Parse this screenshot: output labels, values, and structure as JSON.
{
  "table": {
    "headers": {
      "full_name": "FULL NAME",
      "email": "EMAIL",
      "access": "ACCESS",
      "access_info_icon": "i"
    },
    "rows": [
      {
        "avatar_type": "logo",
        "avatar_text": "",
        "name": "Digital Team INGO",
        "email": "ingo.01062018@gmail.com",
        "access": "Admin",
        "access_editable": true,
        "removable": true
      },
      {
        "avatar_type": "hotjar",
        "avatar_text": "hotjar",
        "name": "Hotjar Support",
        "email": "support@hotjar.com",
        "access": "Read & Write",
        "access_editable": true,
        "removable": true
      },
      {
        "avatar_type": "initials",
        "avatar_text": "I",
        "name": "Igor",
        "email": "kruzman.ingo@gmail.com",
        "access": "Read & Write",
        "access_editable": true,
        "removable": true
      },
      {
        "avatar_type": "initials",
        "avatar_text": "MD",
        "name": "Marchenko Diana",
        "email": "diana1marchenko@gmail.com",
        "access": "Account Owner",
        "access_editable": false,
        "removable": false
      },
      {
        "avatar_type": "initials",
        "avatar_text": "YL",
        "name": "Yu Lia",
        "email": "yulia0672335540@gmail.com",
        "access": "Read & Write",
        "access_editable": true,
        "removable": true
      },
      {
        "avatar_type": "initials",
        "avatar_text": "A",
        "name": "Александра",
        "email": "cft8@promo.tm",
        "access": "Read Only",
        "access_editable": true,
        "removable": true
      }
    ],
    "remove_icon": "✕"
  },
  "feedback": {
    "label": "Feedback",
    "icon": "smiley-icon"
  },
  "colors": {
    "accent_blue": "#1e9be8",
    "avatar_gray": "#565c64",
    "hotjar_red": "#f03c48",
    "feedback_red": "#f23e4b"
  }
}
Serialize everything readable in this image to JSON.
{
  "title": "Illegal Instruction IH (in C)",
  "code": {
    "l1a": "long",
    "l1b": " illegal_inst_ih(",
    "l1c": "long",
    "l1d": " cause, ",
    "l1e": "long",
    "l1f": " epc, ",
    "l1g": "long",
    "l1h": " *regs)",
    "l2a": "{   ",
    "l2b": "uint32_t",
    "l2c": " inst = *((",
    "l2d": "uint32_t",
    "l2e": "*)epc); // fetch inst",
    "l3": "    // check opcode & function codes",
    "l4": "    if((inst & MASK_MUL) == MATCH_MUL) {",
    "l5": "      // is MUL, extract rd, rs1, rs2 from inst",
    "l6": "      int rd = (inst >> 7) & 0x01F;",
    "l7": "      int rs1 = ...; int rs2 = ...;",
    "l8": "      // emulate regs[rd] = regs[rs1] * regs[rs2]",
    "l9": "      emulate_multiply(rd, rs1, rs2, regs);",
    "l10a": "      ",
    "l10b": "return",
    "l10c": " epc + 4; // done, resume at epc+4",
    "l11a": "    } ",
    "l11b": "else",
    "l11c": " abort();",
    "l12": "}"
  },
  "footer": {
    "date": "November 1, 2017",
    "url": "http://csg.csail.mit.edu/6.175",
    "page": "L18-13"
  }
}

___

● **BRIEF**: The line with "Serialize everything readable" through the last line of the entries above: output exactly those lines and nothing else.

● **REPLY TO THE EXERCISE**:
Serialize everything readable in this image to JSON.
{
  "title": "Illegal Instruction IH (in C)",
  "code": {
    "l1a": "long",
    "l1b": " illegal_inst_ih(",
    "l1c": "long",
    "l1d": " cause, ",
    "l1e": "long",
    "l1f": " epc, ",
    "l1g": "long",
    "l1h": " *regs)",
    "l2a": "{   ",
    "l2b": "uint32_t",
    "l2c": " inst = *((",
    "l2d": "uint32_t",
    "l2e": "*)epc); // fetch inst",
    "l3": "    // check opcode & function codes",
    "l4": "    if((inst & MASK_MUL) == MATCH_MUL) {",
    "l5": "      // is MUL, extract rd, rs1, rs2 from inst",
    "l6": "      int rd = (inst >> 7) & 0x01F;",
    "l7": "      int rs1 = ...; int rs2 = ...;",
    "l8": "      // emulate regs[rd] = regs[rs1] * regs[rs2]",
    "l9": "      emulate_multiply(rd, rs1, rs2, regs);",
    "l10a": "      ",
    "l10b": "return",
    "l10c": " epc + 4; // done, resume at epc+4",
    "l11a": "    } ",
    "l11b": "else",
    "l11c": " abort();",
    "l12": "}"
  },
  "footer": {
    "date": "November 1, 2017",
    "url": "http://csg.csail.mit.edu/6.175",
    "page": "L18-13"
  }
}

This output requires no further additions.